  • 11 July 2011

The Government and the Multi Party Climate Change Committee (MPCCC) have crafted a historic package of reforms: driving long-run reductions in carbon pollution, simplifying personal tax and making it fairer, and reducing poverty traps and barriers to work.

Each of these steps would be worthwhile on their own. Together, they send two clear signals. First, the Government has found its mojo. Second, minority government is not an impediment to good policy.

The package lays the groundwork for Australia's transition to a clean energy future, allowing us to play our part in global action to address climate change. It will put a price on carbon, drive public and private investment in the development of a strong low carbon energy sector, and support energy efficiency. It adopts a more ambitious, and realistic, long-run emissions target. It also establishes the institutions required to oversee and fine tune policies to reflect changing circumstances, providing flexibility to pursue larger pollution reductions at home if global ambition moves closer to the goals called for by the climate science.

Crucially, the package ensures that low income Australians will not be left behind.

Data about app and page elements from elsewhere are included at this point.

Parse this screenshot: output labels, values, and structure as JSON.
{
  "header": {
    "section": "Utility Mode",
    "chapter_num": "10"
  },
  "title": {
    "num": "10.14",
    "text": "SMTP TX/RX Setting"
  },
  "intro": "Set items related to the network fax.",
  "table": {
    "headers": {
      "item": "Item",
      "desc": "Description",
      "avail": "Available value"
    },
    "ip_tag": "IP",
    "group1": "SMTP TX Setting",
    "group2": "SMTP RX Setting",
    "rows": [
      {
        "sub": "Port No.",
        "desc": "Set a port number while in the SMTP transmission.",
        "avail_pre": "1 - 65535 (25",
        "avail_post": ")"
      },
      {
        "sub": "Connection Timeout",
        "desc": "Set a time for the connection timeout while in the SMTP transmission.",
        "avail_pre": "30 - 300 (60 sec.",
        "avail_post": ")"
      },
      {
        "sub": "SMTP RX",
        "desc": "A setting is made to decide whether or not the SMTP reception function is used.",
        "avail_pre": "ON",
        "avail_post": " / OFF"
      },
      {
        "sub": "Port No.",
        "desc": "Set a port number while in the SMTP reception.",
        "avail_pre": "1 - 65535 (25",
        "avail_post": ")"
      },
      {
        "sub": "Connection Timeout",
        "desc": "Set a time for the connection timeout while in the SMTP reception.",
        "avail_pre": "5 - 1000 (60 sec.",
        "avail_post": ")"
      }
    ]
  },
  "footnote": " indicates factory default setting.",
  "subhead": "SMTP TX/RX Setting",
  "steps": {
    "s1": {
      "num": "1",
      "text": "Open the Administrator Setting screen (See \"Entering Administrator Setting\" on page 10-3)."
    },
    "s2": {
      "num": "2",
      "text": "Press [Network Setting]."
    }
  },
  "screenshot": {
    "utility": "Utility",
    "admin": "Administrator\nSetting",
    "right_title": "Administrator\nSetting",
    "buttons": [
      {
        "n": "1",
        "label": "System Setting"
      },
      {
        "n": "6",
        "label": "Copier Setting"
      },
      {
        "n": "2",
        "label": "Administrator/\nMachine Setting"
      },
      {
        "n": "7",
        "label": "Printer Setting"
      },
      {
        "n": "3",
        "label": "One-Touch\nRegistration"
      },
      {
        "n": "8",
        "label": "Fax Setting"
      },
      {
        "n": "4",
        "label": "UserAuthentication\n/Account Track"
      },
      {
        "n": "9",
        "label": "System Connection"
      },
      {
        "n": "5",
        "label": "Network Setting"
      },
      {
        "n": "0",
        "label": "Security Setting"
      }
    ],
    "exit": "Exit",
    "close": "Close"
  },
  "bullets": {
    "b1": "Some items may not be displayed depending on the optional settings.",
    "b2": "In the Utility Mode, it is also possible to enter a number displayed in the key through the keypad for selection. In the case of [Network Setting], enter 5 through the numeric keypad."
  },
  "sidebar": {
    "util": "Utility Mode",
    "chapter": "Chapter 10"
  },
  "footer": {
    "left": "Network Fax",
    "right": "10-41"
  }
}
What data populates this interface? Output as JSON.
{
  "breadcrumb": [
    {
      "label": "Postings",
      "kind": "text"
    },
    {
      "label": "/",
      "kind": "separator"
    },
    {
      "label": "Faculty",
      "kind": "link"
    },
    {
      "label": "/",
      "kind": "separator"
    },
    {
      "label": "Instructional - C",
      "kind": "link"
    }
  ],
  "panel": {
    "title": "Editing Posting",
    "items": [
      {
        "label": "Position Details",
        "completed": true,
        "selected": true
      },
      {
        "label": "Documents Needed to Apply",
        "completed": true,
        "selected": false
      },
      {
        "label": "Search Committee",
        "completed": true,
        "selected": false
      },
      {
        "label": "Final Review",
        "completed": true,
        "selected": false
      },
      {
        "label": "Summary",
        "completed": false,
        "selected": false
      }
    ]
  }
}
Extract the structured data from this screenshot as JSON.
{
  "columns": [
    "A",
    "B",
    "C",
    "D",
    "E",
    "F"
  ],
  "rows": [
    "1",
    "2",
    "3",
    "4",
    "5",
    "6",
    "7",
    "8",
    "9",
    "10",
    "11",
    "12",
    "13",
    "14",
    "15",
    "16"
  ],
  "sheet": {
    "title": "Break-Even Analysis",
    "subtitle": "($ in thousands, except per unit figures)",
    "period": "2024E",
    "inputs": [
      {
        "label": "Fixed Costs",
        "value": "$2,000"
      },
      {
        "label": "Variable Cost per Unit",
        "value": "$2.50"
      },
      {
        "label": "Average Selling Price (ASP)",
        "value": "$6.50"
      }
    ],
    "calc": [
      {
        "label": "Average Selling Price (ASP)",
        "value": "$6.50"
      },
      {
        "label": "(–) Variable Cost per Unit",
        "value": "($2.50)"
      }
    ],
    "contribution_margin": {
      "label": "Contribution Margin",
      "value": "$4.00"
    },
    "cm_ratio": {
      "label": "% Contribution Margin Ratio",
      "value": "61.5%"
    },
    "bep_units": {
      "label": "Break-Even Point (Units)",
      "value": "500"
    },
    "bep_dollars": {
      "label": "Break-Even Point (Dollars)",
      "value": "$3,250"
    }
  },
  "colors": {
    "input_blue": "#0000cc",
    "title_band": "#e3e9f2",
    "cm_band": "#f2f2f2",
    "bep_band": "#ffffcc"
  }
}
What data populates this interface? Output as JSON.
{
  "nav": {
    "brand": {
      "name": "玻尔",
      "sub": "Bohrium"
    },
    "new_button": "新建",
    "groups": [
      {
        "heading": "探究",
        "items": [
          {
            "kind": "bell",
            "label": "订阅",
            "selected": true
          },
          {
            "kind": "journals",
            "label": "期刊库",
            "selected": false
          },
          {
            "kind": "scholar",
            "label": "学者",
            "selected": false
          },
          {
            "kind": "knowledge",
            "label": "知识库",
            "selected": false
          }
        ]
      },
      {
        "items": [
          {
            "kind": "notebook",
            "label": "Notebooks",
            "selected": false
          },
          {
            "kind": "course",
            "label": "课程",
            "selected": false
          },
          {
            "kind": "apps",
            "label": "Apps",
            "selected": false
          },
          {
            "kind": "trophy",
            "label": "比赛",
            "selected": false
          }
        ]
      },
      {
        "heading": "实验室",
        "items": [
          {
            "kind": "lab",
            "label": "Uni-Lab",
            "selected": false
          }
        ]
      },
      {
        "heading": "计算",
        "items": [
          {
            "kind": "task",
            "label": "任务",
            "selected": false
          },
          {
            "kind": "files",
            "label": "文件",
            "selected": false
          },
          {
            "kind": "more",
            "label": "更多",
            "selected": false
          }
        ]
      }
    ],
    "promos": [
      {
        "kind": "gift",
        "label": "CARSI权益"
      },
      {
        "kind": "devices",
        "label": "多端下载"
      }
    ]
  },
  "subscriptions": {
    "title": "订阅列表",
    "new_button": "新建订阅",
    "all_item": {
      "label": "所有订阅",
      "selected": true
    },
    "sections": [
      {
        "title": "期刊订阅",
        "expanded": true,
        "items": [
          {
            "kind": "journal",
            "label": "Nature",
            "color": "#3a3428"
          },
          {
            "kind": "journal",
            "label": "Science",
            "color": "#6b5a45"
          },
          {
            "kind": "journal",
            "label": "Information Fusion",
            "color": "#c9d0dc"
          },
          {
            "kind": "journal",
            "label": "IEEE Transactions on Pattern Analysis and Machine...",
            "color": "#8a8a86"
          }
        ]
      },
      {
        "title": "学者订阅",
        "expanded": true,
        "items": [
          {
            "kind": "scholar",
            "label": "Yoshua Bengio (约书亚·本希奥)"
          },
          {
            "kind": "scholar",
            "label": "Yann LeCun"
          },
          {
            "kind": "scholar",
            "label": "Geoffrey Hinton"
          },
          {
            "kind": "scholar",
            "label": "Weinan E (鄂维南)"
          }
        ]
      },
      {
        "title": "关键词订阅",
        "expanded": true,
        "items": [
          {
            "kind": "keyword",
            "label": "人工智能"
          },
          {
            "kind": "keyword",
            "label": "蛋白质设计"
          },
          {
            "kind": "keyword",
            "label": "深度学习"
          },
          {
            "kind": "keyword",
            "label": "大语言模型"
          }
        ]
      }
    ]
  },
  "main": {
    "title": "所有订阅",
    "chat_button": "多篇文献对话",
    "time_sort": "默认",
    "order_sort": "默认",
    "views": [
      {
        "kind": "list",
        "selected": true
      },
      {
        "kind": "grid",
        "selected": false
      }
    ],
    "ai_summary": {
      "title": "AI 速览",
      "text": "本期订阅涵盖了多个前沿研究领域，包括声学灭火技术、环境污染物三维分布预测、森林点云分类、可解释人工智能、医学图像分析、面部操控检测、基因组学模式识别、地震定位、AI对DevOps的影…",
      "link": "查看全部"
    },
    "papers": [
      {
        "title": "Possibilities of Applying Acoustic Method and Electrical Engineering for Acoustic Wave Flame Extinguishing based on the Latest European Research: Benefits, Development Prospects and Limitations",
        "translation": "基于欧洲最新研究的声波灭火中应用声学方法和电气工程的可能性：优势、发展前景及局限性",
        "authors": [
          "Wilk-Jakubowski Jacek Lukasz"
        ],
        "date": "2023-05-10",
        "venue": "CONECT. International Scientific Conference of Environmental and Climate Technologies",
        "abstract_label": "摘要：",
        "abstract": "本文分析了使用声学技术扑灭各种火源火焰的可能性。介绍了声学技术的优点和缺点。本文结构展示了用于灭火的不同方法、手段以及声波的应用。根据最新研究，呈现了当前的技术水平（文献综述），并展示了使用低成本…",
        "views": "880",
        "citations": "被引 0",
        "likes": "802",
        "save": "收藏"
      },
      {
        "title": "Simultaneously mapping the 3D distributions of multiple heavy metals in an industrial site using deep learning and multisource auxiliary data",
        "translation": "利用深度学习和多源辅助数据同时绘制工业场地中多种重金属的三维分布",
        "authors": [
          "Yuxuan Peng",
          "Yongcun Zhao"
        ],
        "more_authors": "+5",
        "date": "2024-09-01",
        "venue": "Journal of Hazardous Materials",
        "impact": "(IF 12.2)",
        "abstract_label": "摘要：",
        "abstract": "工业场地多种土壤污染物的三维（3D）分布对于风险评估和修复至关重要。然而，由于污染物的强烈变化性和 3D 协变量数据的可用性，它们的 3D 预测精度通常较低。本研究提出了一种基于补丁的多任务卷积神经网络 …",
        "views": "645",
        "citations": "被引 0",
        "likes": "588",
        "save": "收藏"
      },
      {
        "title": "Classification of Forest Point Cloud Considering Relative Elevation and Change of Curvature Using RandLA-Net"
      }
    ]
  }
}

Low income and vulnerable Australians will receive permanent increases in allowances, pensions and family benefits that more than cover average cost of living impacts. Initial upfront payments, followed by fortnightly payments, will greatly assist households on tight budgets to manage cost of living increases.

Payments to most households will be provided as an upfront lump sum before the carbon price takes effect in July 2012, with fortnightly payments beginning in March or July 2013 for pensions, most allowances, and family payments, and in January 2014 for students on Youth Allowance.

The real value of these payments will be maintained through indexation. This protects households who have few options and are least able to cope with rising energy prices. There are also commitments to provide targeted supported for improved energy efficiency for low income households, with potential to address both the causes and consequences of fuel poverty among vulnerable groups.

One disappointment is that the arrangements are based on a 1.7 per cent increase in existing payments, rather than basic energy needs. This means that a single pensioner will receive up to $80 more per year than someone on unemployment benefits. For a couple, the gap is $130 per year, despite evidence showing that people on Newstart often spend a